As people develop into functioning and accountable members of society, they get all sorts of talks from well-intentioned individuals around them. The 'exciting' financial talk is often not one of them, which is quite unfortunate. Poor money management could lead to the end of relationships (finances are a leading cause of divorce among married couples), unnecessary expenses and a damaged credit score. This can all be avoided by having a good understanding of how to manage your money.
A credit card, one of the most ubiquitous financial utilities, is sometimes misunderstood and misused. But, your relationship with your credit card shouldn't have to be a roller coaster ride. Here are 5 things you need to know about managing your credit card in a responsible and helpful way:
1. It's not your money
When you spend money on your credit card, you're borrowing money short-term from your credit card issuer. The expectation from them is that you will pay them back and on time. For example: you might be asked to pay a minimum amount within 21 days of borrowing that money. To avoid incurring unnecessary interest charges, pay the full balance owing on your credit card, and not just the minimum, by the due date. It could be the difference between treating yourself to that weekly pumpkin spice latte.

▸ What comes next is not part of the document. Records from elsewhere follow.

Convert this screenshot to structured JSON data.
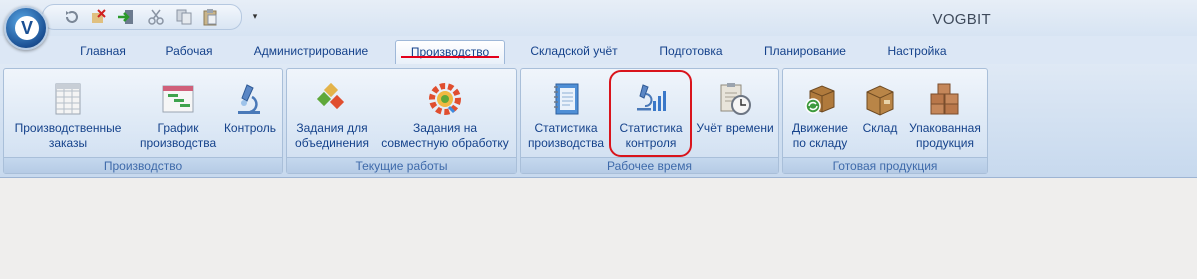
{
  "app": {
    "title": "VOGBIT",
    "orb_letter": "V"
  },
  "quick_access": {
    "buttons": [
      "refresh-icon",
      "delete-icon",
      "exit-icon",
      "cut-icon",
      "copy-icon",
      "paste-icon"
    ],
    "dropdown_glyph": "▾"
  },
  "tabs": [
    {
      "label": "Главная"
    },
    {
      "label": "Рабочая"
    },
    {
      "label": "Администрирование"
    },
    {
      "label": "Производство"
    },
    {
      "label": "Складской учёт"
    },
    {
      "label": "Подготовка"
    },
    {
      "label": "Планирование"
    },
    {
      "label": "Настройка"
    }
  ],
  "active_tab": "Производство",
  "groups": [
    {
      "label": "Производство",
      "buttons": [
        {
          "line1": "Производственные",
          "line2": "заказы"
        },
        {
          "line1": "График",
          "line2": "производства"
        },
        {
          "line1": "Контроль",
          "line2": ""
        }
      ]
    },
    {
      "label": "Текущие работы",
      "buttons": [
        {
          "line1": "Задания для",
          "line2": "объединения"
        },
        {
          "line1": "Задания на",
          "line2": "совместную обработку"
        }
      ]
    },
    {
      "label": "Рабочее время",
      "buttons": [
        {
          "line1": "Статистика",
          "line2": "производства"
        },
        {
          "line1": "Статистика",
          "line2": "контроля"
        },
        {
          "line1": "Учёт времени",
          "line2": ""
        }
      ]
    },
    {
      "label": "Готовая продукция",
      "buttons": [
        {
          "line1": "Движение",
          "line2": "по складу"
        },
        {
          "line1": "Склад",
          "line2": ""
        },
        {
          "line1": "Упакованная",
          "line2": "продукция"
        }
      ]
    }
  ],
  "colors": {
    "accent_red": "#d9141c",
    "text_blue": "#15428b"
  }
}
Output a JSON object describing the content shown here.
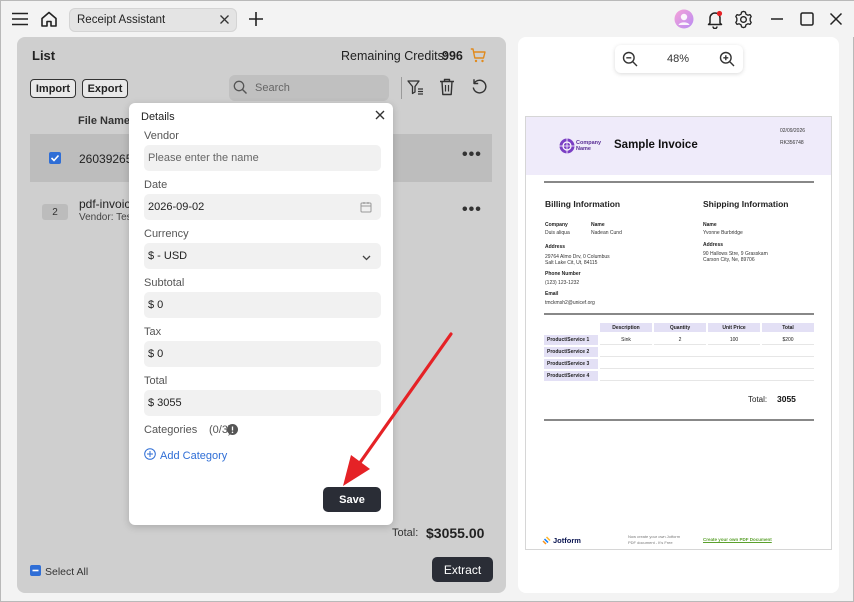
{
  "window": {
    "tab_title": "Receipt Assistant"
  },
  "list": {
    "title": "List",
    "credits_label": "Remaining Credits:",
    "credits_value": "996",
    "import_label": "Import",
    "export_label": "Export",
    "search_placeholder": "Search",
    "column_file_name": "File Name",
    "rows": [
      {
        "file": "260392651",
        "vendor": ""
      },
      {
        "index": "2",
        "file": "pdf-invoic",
        "vendor": "Vendor: Tes"
      }
    ],
    "total_label": "Total:",
    "total_value": "$3055.00",
    "select_all_label": "Select All",
    "extract_label": "Extract"
  },
  "details": {
    "title": "Details",
    "vendor_label": "Vendor",
    "vendor_placeholder": "Please enter the name",
    "date_label": "Date",
    "date_value": "2026-09-02",
    "currency_label": "Currency",
    "currency_value": "$ - USD",
    "subtotal_label": "Subtotal",
    "subtotal_value": "$ 0",
    "tax_label": "Tax",
    "tax_value": "$ 0",
    "total_label": "Total",
    "total_value": "$ 3055",
    "categories_label": "Categories",
    "categories_count": "(0/3)",
    "add_category_label": "Add Category",
    "save_label": "Save"
  },
  "preview": {
    "zoom": "48%"
  },
  "invoice": {
    "company_name": "Company Name",
    "title": "Sample Invoice",
    "date": "02/09/2026",
    "number": "RK356748",
    "billing_heading": "Billing Information",
    "shipping_heading": "Shipping Information",
    "billing": {
      "company_label": "Company",
      "company_value": "Duis aliqua",
      "name_label": "Name",
      "name_value": "Nadean Cund",
      "address_label": "Address",
      "address_line1": "29764 Almo Drv, 0 Columbus",
      "address_line2": "Salt Lake Cit, Ut, 84115",
      "phone_label": "Phone Number",
      "phone_value": "(123) 123-1232",
      "email_label": "Email",
      "email_value": "tmckmsh2@unicef.org"
    },
    "shipping": {
      "name_label": "Name",
      "name_value": "Yvonne Burbridge",
      "address_label": "Address",
      "address_line1": "90 Hallows Stre, 9 Grasskam",
      "address_line2": "Carson City, Ne, 89706"
    },
    "table_headers": [
      "Description",
      "Quantity",
      "Unit Price",
      "Total"
    ],
    "table_rows": [
      {
        "product": "Product/Service 1",
        "description": "Sink",
        "quantity": "2",
        "unit_price": "100",
        "total": "$200"
      },
      {
        "product": "Product/Service 2",
        "description": "",
        "quantity": "",
        "unit_price": "",
        "total": ""
      },
      {
        "product": "Product/Service 3",
        "description": "",
        "quantity": "",
        "unit_price": "",
        "total": ""
      },
      {
        "product": "Product/Service 4",
        "description": "",
        "quantity": "",
        "unit_price": "",
        "total": ""
      }
    ],
    "total_label": "Total:",
    "total_value": "3055",
    "footer_brand": "Jotform",
    "footer_note_line1": "Now create your own Jotform",
    "footer_note_line2": "PDF document - It's Free",
    "footer_link": "Create your own PDF Document"
  },
  "colors": {
    "dark_button": "#2a2d36",
    "accent_blue": "#2f6ed6",
    "cart_orange": "#e08a1e",
    "annotation_red": "#e52226",
    "invoice_header": "#efebfa"
  }
}
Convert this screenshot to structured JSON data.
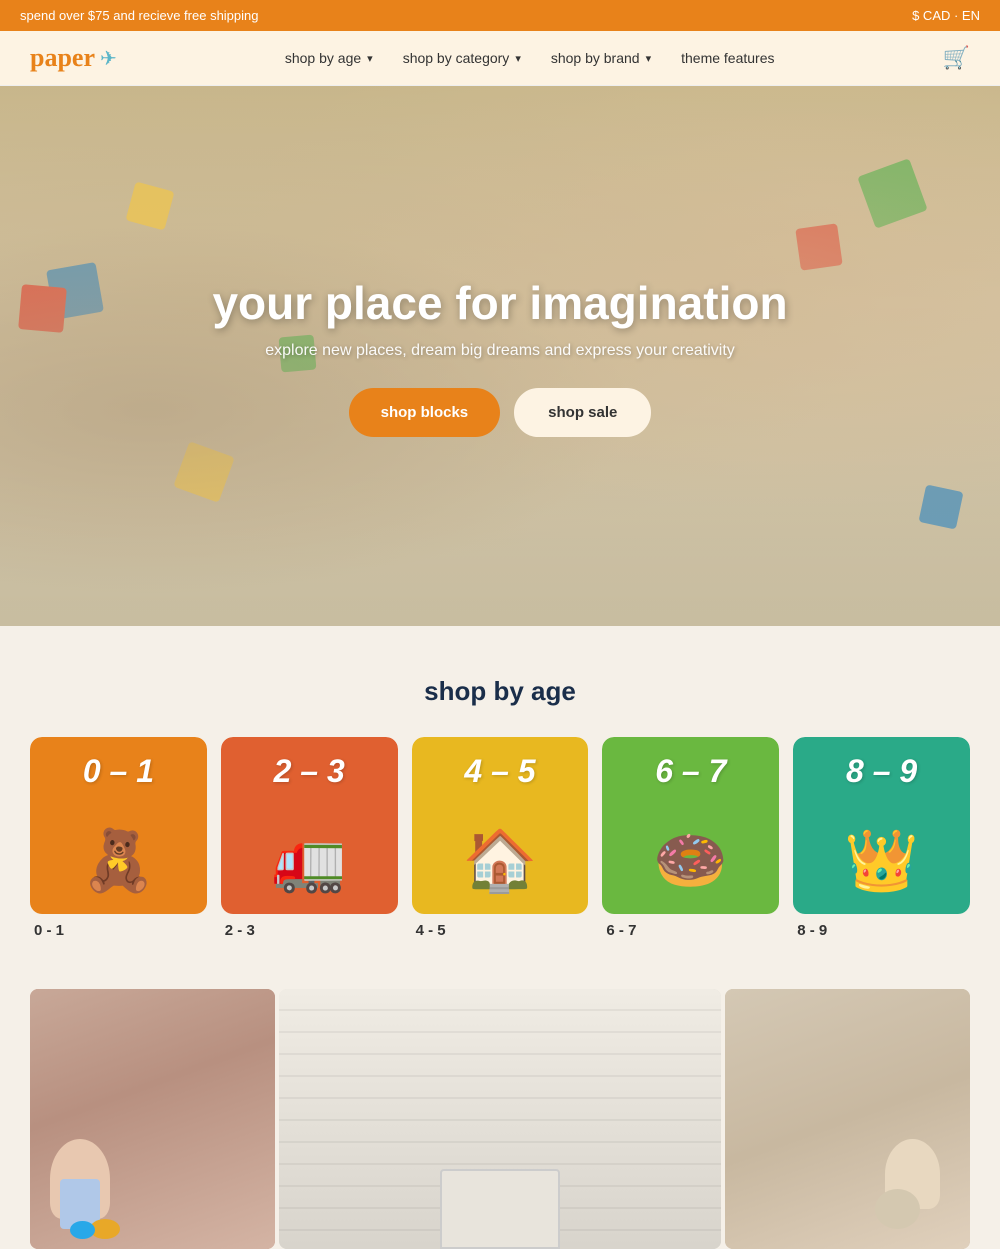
{
  "topBanner": {
    "leftText": "spend over $75 and recieve free shipping",
    "rightText": "$ CAD · EN"
  },
  "header": {
    "logoText": "paper",
    "logoIcon": "✈",
    "nav": [
      {
        "label": "shop by age",
        "hasDropdown": true,
        "id": "shop-by-age"
      },
      {
        "label": "shop by category",
        "hasDropdown": true,
        "id": "shop-by-category"
      },
      {
        "label": "shop by brand",
        "hasDropdown": true,
        "id": "shop-by-brand"
      },
      {
        "label": "theme features",
        "hasDropdown": false,
        "id": "theme-features"
      }
    ],
    "cartLabel": "🛒"
  },
  "hero": {
    "title": "your place for imagination",
    "subtitle": "explore new places, dream big dreams and express your creativity",
    "btnPrimary": "shop blocks",
    "btnSecondary": "shop sale"
  },
  "shopByAge": {
    "sectionTitle": "shop by age",
    "cards": [
      {
        "range": "0 – 1",
        "emoji": "🧸",
        "bg": "#e8821a",
        "label": "0 - 1"
      },
      {
        "range": "2 – 3",
        "emoji": "🚛",
        "bg": "#e06030",
        "label": "2 - 3"
      },
      {
        "range": "4 – 5",
        "emoji": "🏠",
        "bg": "#e8b820",
        "label": "4 - 5"
      },
      {
        "range": "6 – 7",
        "emoji": "🍩",
        "bg": "#6ab840",
        "label": "6 - 7"
      },
      {
        "range": "8 – 9",
        "emoji": "👑",
        "bg": "#2aaa88",
        "label": "8 - 9"
      }
    ]
  },
  "photos": {
    "items": [
      {
        "id": "photo-left",
        "alt": "child playing with toys"
      },
      {
        "id": "photo-center",
        "alt": "room with white wall"
      },
      {
        "id": "photo-right",
        "alt": "girl crafting"
      }
    ]
  }
}
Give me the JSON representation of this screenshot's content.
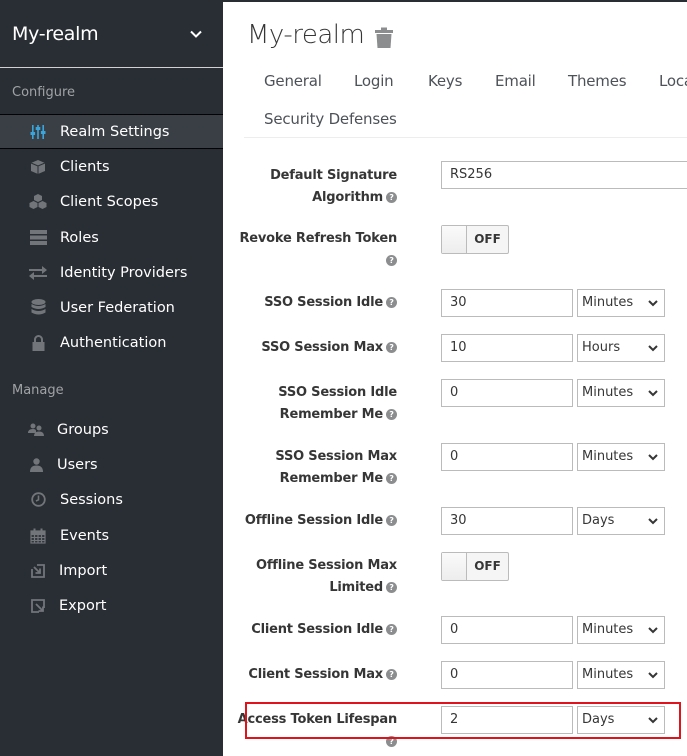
{
  "sidebar": {
    "realm_name": "My-realm",
    "sections": {
      "configure": "Configure",
      "manage": "Manage"
    },
    "configure_items": [
      {
        "label": "Realm Settings",
        "icon": "sliders-icon",
        "active": true
      },
      {
        "label": "Clients",
        "icon": "cube-icon"
      },
      {
        "label": "Client Scopes",
        "icon": "cubes-icon"
      },
      {
        "label": "Roles",
        "icon": "server-icon"
      },
      {
        "label": "Identity Providers",
        "icon": "exchange-icon"
      },
      {
        "label": "User Federation",
        "icon": "database-icon"
      },
      {
        "label": "Authentication",
        "icon": "lock-icon"
      }
    ],
    "manage_items": [
      {
        "label": "Groups",
        "icon": "users-icon"
      },
      {
        "label": "Users",
        "icon": "user-icon"
      },
      {
        "label": "Sessions",
        "icon": "clock-icon"
      },
      {
        "label": "Events",
        "icon": "calendar-icon"
      },
      {
        "label": "Import",
        "icon": "import-icon"
      },
      {
        "label": "Export",
        "icon": "export-icon"
      }
    ]
  },
  "header": {
    "title": "My-realm",
    "delete_icon": "trash-icon"
  },
  "tabs": [
    "General",
    "Login",
    "Keys",
    "Email",
    "Themes",
    "Loca",
    "Security Defenses"
  ],
  "form": {
    "default_signature_algorithm": {
      "label_line1": "Default Signature",
      "label_line2": "Algorithm",
      "value": "RS256"
    },
    "revoke_refresh_token": {
      "label": "Revoke Refresh Token",
      "state": "OFF"
    },
    "sso_session_idle": {
      "label": "SSO Session Idle",
      "value": "30",
      "unit": "Minutes"
    },
    "sso_session_max": {
      "label": "SSO Session Max",
      "value": "10",
      "unit": "Hours"
    },
    "sso_session_idle_remember_me": {
      "label_line1": "SSO Session Idle",
      "label_line2": "Remember Me",
      "value": "0",
      "unit": "Minutes"
    },
    "sso_session_max_remember_me": {
      "label_line1": "SSO Session Max",
      "label_line2": "Remember Me",
      "value": "0",
      "unit": "Minutes"
    },
    "offline_session_idle": {
      "label": "Offline Session Idle",
      "value": "30",
      "unit": "Days"
    },
    "offline_session_max_limited": {
      "label_line1": "Offline Session Max",
      "label_line2": "Limited",
      "state": "OFF"
    },
    "client_session_idle": {
      "label": "Client Session Idle",
      "value": "0",
      "unit": "Minutes"
    },
    "client_session_max": {
      "label": "Client Session Max",
      "value": "0",
      "unit": "Minutes"
    },
    "access_token_lifespan": {
      "label": "Access Token Lifespan",
      "value": "2",
      "unit": "Days"
    }
  },
  "colors": {
    "sidebar_bg": "#292e34",
    "active_icon": "#39a5dc",
    "highlight": "#e0131d"
  }
}
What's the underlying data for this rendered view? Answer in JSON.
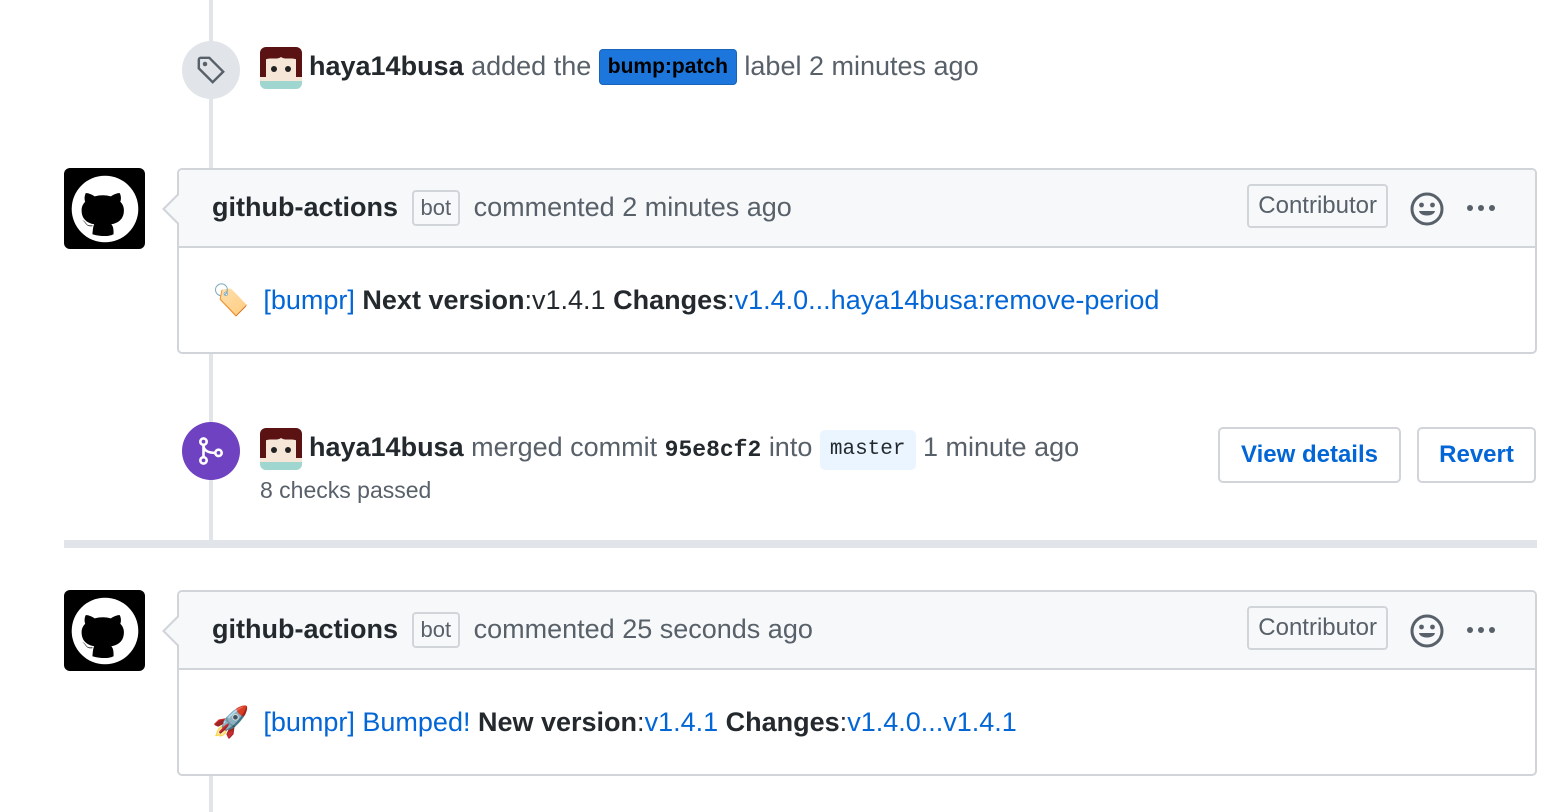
{
  "label_event": {
    "author": "haya14busa",
    "action": "added the",
    "label": "bump:patch",
    "suffix": "label",
    "time": "2 minutes ago"
  },
  "comment1": {
    "author": "github-actions",
    "bot_tag": "bot",
    "action": "commented",
    "time": "2 minutes ago",
    "role": "Contributor",
    "body": {
      "emoji": "🏷️",
      "link_prefix": "[bumpr]",
      "next_version_label": "Next version",
      "next_version_value": ":v1.4.1",
      "changes_label": "Changes",
      "colon": ":",
      "changes_link": "v1.4.0...haya14busa:remove-period"
    }
  },
  "merge_event": {
    "author": "haya14busa",
    "action": "merged commit",
    "sha": "95e8cf2",
    "into": "into",
    "branch": "master",
    "time": "1 minute ago",
    "checks": "8 checks passed",
    "view_details": "View details",
    "revert": "Revert"
  },
  "comment2": {
    "author": "github-actions",
    "bot_tag": "bot",
    "action": "commented",
    "time": "25 seconds ago",
    "role": "Contributor",
    "body": {
      "emoji": "🚀",
      "link_prefix": "[bumpr] Bumped!",
      "new_version_label": "New version",
      "colon": ":",
      "new_version_link": "v1.4.1",
      "changes_label": "Changes",
      "changes_link": "v1.4.0...v1.4.1"
    }
  },
  "colors": {
    "label_bg": "#1d76db",
    "merged_purple": "#6f42c1",
    "link": "#0366d6"
  }
}
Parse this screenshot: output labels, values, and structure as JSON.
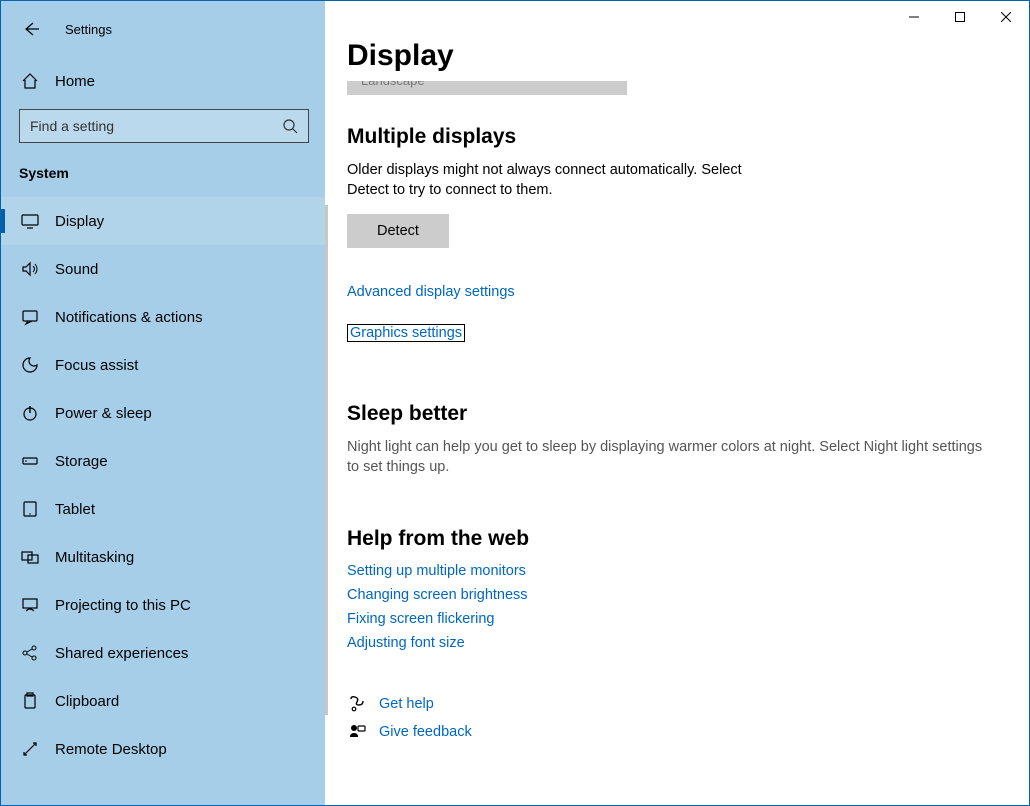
{
  "titlebar": {
    "app_name": "Settings"
  },
  "sidebar": {
    "home_label": "Home",
    "search_placeholder": "Find a setting",
    "category": "System",
    "items": [
      {
        "label": "Display",
        "icon": "display-icon",
        "selected": true
      },
      {
        "label": "Sound",
        "icon": "sound-icon"
      },
      {
        "label": "Notifications & actions",
        "icon": "notifications-icon"
      },
      {
        "label": "Focus assist",
        "icon": "focus-assist-icon"
      },
      {
        "label": "Power & sleep",
        "icon": "power-icon"
      },
      {
        "label": "Storage",
        "icon": "storage-icon"
      },
      {
        "label": "Tablet",
        "icon": "tablet-icon"
      },
      {
        "label": "Multitasking",
        "icon": "multitasking-icon"
      },
      {
        "label": "Projecting to this PC",
        "icon": "projecting-icon"
      },
      {
        "label": "Shared experiences",
        "icon": "shared-icon"
      },
      {
        "label": "Clipboard",
        "icon": "clipboard-icon"
      },
      {
        "label": "Remote Desktop",
        "icon": "remote-desktop-icon"
      }
    ]
  },
  "main": {
    "title": "Display",
    "dropdown_value": "Landscape",
    "section_multiple": {
      "heading": "Multiple displays",
      "desc": "Older displays might not always connect automatically. Select Detect to try to connect to them.",
      "button": "Detect",
      "link_advanced": "Advanced display settings",
      "link_graphics": "Graphics settings"
    },
    "section_sleep": {
      "heading": "Sleep better",
      "desc": "Night light can help you get to sleep by displaying warmer colors at night. Select Night light settings to set things up."
    },
    "section_help": {
      "heading": "Help from the web",
      "links": [
        "Setting up multiple monitors",
        "Changing screen brightness",
        "Fixing screen flickering",
        "Adjusting font size"
      ]
    },
    "footer": {
      "get_help": "Get help",
      "give_feedback": "Give feedback"
    }
  }
}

The key thing to remember here? Avoid trying to live beyond your financial means.
2. It's nearly impossible to get by without one
Isn't it better to just not have a credit card? No. Your financial character is something that will impact you for the entirety of your adult life. If you need a student loan from a bank, a mortgage, a business loan and even a credit card - lenders will look at your borrowing history (via a Credit Report) to decide if you can be trusted with their money. If you've never borrowed money before, you will not have any history, making it difficult for lenders to assess your financial character. One of the easiest ways to build your credit history is by having a credit card.
I got my first credit card in my early 20's. Not because I wanted to spend money that wasn't mine, but to build up my credit history. I've always paid off my balances in full and have maintained an amazing credit score to date.
3. It's convenient & comforting to have one
I love to travel. But I'm very paranoid/lazy when it comes to carrying physical cash around- especially since I have a tendency to want to experience new places like a 'local,' which means venturing into unknown areas. Even though there's a fee associated with using your card abroad, I'm personally okay with it for the convenience it provides. Also, many places request that you provide a credit card to book with them or to hold reservations. And then there's my fear of 'what if something bad happens?' and I need emergency funds while I'm miles away from home. So, I always travel with a credit card.
4. You can make money from your credit card
How have I made money from my credit card? Because I never carry a balance, I never have any interest charges. Many credit cards out there have tons of rewards benefits to gain loyalty with customers. I simply take advantage of the rewards by putting most of my monthly living purchases (yes, even a cup of coffee that costs $1.20) onto my credit card. Here are two cash back cards that Amex recently launched (for Canadians residents only- sorry international TC readers!) which are offering some amazing returns - you can make up to $400 in the first 6 months depending on your purchasing habits.
5. It can help you save money
Did I mention that I like to travel? I've often rented cars in different countries, but have always opted out of paying for the insurance they try to push on you because my Amex card covers that. I never buy medical insurance either for the same reason. If you're not sure about what your card covers, just call up your bank and clarify before spending money you don't need to. Amex's recent SimplyCash Preferred Card has some solid insurance coverage.
I hope you've found these 5 tips, that I've learned over the years, helpful!
This post was sponsored by Amex Bank of Canada. The views and opinions expressed in this blog, however, are purely my own.